Friday, October 5, 2012

Baby steps

It's hard to keep things in perspective.  It's easy to think in absolutes, but hard to stay within uncertainty.  It's simple to say 'Fi doesn't want to be an eventer anymore', but much harder to say that she's one hell of a nice eventer, but she has an issue right now that might or might not be fixable.

Yet again, Fi had a visit from the vet today.  It's become a weekly thing while we try to pick through the issues she's picked up.  I keep telling her, if she would just open her trap and tell us where she hurts, this would all be so much simpler.  Or even if she would just show us where she hurts rather than being so stoic. 

I have to mention here that I love my vet.  She's so darn patient with all of this.  Fi is a puzzle, not only to trainers but to vets.  My vet has been watching her on the ground and under saddle for weeks now, slowly piecing the bits together.  I was able to be there today and be the one in the saddle while she was evaluated yet again.

The princess did give us a pretty useful clue this time.  I had to give her four days off due to it being the end of the quarter for work and my first week of classes for the fall quarter.  That meant that her back was feeling pretty darn spiffy.  When I rode her, there was a definite stickiness to the left hind.  After her ride, her back was more reactive.

Ah ha!

The vet got out the ultrasound and I darn near passed out.  I've never seen that thing without it being bad news.  Like career ending bad news.  And then the vet said 'ah!' while looking at the images.  Oh, Goddess help me.  Save me from vets saying 'ah!'.  In this case, it was okay.  Her stifles weren't particularly swollen and all she saw was some remodeling on the left that suggested she'd had some instability in the past.  I already knew that, since her left stifle was the one that slipped when she was out of work and weak.  The vet said that everything looked fine to her, just some jewellery that wasn't unexpected, and we moved on to injecting her hocks and left stifle to make her more comfortable.  I was so darn relieved to see that ultrasound leave without any horrifying prognosis that I had to lean on Fi for a moment.  But just for a moment, because the princess had to be sedated for her injections.  My girl is such an absolute wimp with sedatives.

I seriously thought she was going to fall down.  At least her reputation proceeded her and she got less than the standard dose for her size.  That white thing at her chin was a towel stuffed in her halter as padding while she leaned on the cross ties.  We flipped the clasps over to make her more comfortable and to make sure they held her up.

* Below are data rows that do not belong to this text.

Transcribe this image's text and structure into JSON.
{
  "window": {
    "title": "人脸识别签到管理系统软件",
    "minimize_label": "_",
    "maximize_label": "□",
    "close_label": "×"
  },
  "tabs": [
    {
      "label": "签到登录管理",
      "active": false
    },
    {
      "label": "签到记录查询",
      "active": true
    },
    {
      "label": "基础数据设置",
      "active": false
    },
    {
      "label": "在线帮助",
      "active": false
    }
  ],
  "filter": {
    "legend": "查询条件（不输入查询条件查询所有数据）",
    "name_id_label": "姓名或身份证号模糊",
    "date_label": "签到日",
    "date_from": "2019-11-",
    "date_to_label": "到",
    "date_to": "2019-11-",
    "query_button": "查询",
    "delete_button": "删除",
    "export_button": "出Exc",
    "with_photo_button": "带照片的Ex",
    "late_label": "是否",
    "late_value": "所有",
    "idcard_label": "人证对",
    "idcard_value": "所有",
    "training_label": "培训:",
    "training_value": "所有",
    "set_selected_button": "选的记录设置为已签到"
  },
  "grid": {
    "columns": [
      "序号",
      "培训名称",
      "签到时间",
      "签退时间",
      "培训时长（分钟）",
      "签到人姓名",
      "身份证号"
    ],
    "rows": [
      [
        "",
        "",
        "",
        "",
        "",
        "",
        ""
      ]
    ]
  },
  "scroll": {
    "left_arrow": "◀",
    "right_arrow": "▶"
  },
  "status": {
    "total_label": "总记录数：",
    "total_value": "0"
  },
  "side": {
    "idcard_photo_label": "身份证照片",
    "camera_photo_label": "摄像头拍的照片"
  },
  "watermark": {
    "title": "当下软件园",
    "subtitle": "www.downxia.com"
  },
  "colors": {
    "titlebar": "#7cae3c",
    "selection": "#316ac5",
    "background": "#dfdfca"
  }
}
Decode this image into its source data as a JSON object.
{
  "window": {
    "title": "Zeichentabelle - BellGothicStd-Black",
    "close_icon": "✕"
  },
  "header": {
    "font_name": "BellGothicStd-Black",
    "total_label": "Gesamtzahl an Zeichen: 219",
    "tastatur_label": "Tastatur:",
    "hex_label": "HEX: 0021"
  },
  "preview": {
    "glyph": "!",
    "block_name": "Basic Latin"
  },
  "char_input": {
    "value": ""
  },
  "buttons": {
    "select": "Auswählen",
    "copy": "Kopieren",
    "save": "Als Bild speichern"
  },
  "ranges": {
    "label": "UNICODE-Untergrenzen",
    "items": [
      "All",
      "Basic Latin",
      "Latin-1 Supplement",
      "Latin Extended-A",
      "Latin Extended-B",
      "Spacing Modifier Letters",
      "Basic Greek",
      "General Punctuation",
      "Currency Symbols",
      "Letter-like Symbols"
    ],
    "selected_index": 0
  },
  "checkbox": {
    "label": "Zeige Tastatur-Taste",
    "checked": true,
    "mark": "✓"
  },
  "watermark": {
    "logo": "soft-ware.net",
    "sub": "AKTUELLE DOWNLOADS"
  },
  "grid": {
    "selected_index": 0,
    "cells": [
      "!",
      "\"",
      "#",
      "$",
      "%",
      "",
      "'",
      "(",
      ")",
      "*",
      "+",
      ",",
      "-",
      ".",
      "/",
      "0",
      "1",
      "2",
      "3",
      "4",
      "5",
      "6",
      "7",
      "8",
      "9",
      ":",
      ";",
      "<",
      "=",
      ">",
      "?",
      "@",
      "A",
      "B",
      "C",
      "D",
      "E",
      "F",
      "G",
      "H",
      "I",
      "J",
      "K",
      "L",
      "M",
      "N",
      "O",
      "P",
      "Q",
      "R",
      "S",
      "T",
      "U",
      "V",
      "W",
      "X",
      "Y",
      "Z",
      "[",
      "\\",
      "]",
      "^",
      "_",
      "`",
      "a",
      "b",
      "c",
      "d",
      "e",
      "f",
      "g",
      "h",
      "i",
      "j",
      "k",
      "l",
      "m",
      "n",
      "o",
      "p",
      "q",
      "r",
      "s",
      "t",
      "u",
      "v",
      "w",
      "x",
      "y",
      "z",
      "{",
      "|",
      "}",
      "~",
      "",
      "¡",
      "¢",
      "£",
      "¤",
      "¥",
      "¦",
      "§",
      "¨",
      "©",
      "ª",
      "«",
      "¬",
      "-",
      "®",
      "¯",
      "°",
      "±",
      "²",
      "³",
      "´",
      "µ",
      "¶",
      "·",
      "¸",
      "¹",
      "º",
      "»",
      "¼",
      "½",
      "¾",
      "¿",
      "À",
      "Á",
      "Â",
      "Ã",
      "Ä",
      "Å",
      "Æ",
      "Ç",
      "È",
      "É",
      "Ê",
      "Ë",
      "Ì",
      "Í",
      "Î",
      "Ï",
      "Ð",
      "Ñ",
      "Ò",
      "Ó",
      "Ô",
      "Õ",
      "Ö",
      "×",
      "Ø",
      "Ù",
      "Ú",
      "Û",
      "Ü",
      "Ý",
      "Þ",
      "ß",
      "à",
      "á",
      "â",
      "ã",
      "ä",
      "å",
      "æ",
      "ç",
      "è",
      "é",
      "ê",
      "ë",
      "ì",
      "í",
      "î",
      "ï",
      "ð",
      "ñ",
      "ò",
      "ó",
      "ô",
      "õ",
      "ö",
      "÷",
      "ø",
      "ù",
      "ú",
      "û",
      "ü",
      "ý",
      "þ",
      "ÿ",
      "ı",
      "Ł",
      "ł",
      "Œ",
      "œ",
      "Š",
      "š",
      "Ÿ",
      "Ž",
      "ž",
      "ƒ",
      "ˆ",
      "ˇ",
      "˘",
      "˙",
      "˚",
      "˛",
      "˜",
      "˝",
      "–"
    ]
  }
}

So she gets a couple days off and some cold hosing.  Then we'll see.  Her Lyme titter came back negative (again) so it's not that.  My vet really feels that she's got a bilateral issue behind, more left than right, and that her back issues won't sort out until she feels she can really push from behind and use herself properly.  With the remodeling found, I think we're on the right track now.

What does that mean?  I don't even know any more.  She's jumping cross rails again with confidence and enthusiasm now that the vet has her back pain under control, so at least some jumping is probably in her future.  If we can root out the actual cause, it's quite possible she'll be back at Novice next summer.  My vet and trainer are both optimistic for that, so I'm trying to follow suit.  This winter will be focused on getting her show ring ready for First Level 3 and getting us started on Second Level dressage.  If she decides she still wants to be an eventer, then we'll head back out at Novice.  I hope she decides to be an eventer again, but it's up to her.  She's too nice of a horse to ruin by forcing her into a discipline she doesn't enjoy.

For now, we just have to wait and see if this new tactic will make her comfortable and if she'll want to jump again.  

I hate waiting.

1 comment:

  1. wellll.....I am glad that it isn't some horrible injury. I hope you can both get back to what you love to do.